Who makes them?

Mostly brands you’ve never heard of, selling products that are made in China. Manufacturers include Minisuit, iPow, CamKix, Okeyn, Kootek, Mpow, and Looq. Retail prices range from about $14 to $40.

Who uses them?

The newest incarnation of the selfie stick, specifically designed to work with a cameraphone, first became popular with the smartphone-wielding youngsters of southeast Asia. Indonesia, Malaysia, and the Philippines were the early adopters, according to Google Trend data, followed by South Korea and Japan. The South Korean government threatened last week to jail retailers selling selfie sticks with uncertified Bluetooth transmitters.

They are now commonly seen across Asia, including in Thailand and China, and have spread to the US and Europe. Amazon UK has seen orders triple between September and November, and some British retailers are already sold out ahead of the holiday season.

There are nearly 130,000 photos on Instagram with the #selfiestick hashtag.

Can you just tell me which one I should buy?

There are three basic kinds:

  • The sticks that are Bluetooth-enabled, which pair with your iPhone or Android phone and let you press a button on the handle to take a photo.
  • The sticks that plug into your smartphone’s headphone jack, which also let you take a photo with the press of a button on the handle.
  • Sticks that come without any remote triggering function; some of these are sold as a package deal with a keychain-sized Bluetooth remote.

I would recommend forgetting about the triggerless selfie sticks. They require the use of the camera app’s timer—what year is this, 2013?—or a separate remote trigger, which is easy to lose and cumbersome to operate while holding the stick itself.

The Bluetooth-enabled sticks are a solid option, especially if you want to take a picture from far away, without even holding the stick itself, by propping it up against a wall for example.
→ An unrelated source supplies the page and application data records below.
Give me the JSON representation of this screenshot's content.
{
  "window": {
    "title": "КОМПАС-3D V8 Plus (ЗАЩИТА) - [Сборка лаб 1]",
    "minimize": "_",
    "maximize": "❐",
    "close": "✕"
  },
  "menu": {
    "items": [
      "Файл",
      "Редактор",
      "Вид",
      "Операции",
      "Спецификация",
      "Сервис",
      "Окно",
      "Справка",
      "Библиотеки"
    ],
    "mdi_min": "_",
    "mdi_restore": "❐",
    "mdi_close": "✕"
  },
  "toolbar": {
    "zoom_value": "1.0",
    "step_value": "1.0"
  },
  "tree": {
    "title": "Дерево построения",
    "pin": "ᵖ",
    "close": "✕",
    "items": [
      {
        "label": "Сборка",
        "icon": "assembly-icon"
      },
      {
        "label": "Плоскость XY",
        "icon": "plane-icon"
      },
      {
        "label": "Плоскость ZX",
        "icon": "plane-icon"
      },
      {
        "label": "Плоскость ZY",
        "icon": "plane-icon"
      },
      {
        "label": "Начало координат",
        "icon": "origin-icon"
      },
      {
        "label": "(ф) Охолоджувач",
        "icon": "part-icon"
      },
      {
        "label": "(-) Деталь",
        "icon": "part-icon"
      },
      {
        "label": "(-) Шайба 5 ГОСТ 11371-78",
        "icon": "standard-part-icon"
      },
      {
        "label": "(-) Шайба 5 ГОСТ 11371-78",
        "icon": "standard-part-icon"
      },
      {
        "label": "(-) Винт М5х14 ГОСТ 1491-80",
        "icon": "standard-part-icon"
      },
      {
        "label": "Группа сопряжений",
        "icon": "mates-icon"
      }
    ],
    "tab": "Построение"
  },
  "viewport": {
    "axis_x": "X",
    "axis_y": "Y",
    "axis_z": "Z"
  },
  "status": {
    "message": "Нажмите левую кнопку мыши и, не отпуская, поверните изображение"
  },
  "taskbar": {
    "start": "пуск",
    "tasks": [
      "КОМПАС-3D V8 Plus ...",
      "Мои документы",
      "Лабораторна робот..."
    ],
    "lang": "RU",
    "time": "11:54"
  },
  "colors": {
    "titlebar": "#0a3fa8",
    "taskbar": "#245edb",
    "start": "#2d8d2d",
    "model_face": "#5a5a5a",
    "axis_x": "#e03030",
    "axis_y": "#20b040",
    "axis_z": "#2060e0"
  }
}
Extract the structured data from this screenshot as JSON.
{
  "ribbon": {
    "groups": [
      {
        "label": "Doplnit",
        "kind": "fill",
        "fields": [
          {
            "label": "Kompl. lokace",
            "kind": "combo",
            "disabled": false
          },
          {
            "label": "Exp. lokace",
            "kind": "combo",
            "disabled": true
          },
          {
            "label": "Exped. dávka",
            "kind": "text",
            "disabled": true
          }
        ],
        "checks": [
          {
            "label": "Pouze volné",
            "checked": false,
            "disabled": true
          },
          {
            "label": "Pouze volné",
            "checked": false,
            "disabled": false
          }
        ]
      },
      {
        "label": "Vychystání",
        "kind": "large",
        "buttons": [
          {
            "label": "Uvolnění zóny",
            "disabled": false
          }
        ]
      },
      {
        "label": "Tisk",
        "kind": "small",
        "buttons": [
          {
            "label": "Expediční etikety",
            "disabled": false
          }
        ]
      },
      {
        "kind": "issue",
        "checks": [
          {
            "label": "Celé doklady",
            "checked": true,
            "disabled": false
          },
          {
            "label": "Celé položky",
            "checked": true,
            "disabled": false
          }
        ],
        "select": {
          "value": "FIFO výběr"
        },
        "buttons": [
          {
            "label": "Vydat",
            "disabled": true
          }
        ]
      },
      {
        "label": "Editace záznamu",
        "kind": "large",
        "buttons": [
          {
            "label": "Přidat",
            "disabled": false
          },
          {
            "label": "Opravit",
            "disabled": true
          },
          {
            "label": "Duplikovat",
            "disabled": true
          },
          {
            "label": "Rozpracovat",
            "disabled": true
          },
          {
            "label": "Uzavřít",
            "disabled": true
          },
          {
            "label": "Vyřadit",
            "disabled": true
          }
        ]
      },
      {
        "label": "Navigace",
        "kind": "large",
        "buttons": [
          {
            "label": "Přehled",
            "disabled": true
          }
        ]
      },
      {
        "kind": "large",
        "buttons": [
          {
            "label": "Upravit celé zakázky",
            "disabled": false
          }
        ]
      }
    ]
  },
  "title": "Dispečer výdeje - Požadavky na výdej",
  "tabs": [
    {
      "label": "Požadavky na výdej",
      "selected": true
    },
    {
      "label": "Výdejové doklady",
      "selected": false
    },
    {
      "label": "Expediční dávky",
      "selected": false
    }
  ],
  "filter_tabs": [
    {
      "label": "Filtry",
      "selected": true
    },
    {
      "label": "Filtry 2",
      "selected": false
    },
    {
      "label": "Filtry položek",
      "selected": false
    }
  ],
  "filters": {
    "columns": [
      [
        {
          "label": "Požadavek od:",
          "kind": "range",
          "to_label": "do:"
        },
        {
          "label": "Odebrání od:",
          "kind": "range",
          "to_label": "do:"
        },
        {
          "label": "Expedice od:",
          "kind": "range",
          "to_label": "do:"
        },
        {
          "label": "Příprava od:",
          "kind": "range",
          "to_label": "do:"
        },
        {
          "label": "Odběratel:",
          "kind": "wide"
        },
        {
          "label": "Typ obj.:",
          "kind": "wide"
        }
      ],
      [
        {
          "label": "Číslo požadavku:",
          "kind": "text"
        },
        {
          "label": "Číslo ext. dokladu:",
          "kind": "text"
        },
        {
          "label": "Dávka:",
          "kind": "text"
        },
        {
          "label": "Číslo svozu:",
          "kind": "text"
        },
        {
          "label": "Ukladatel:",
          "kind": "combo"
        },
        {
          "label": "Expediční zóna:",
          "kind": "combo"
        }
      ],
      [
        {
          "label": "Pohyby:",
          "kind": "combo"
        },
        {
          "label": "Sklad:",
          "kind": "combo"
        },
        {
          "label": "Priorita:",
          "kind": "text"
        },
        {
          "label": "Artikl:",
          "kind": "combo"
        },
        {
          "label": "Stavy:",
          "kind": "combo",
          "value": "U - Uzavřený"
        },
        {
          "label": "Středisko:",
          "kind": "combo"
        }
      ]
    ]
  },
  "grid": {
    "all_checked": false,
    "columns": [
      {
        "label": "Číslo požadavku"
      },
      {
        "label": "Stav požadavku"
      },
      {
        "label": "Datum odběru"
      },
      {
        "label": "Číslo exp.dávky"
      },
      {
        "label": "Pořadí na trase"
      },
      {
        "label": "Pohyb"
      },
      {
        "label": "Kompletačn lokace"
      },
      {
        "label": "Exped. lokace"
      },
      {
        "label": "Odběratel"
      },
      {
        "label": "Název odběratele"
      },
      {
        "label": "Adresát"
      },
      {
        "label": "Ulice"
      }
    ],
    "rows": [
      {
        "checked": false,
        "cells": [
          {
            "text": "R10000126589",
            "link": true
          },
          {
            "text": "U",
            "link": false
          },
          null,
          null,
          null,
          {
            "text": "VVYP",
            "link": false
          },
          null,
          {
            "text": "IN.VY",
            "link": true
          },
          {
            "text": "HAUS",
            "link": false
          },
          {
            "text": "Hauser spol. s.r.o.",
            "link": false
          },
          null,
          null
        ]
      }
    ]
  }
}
But the pairing of your phone with the Bluetooth device can be finicky—it’s a frequent complaint for Amazon reviewers—and you have to remember to keep the stick’s battery charged with a USB cable.

I prefer the selfie sticks that use a headphone cable. You don’t have to worry at pairing or charging; the button operates off the trickle of electricity from the headphone jack. It’s a fairly low-tech solution but it works—plus it won’t land you in jail in South Korea—and these selfie sticks tend to be a bit cheaper than the Bluetooth models.

The selfie stick I purchased at Bangkok’s MBK electronics mall for 300 baht ($9) is charmingly called “Cable take pole Model Z07-55,” from a manufacturer called Icanany. It works great with my iPhone 5, though Android users will need to install a separate camera app. You can buy a similar one on Amazon for $13.99.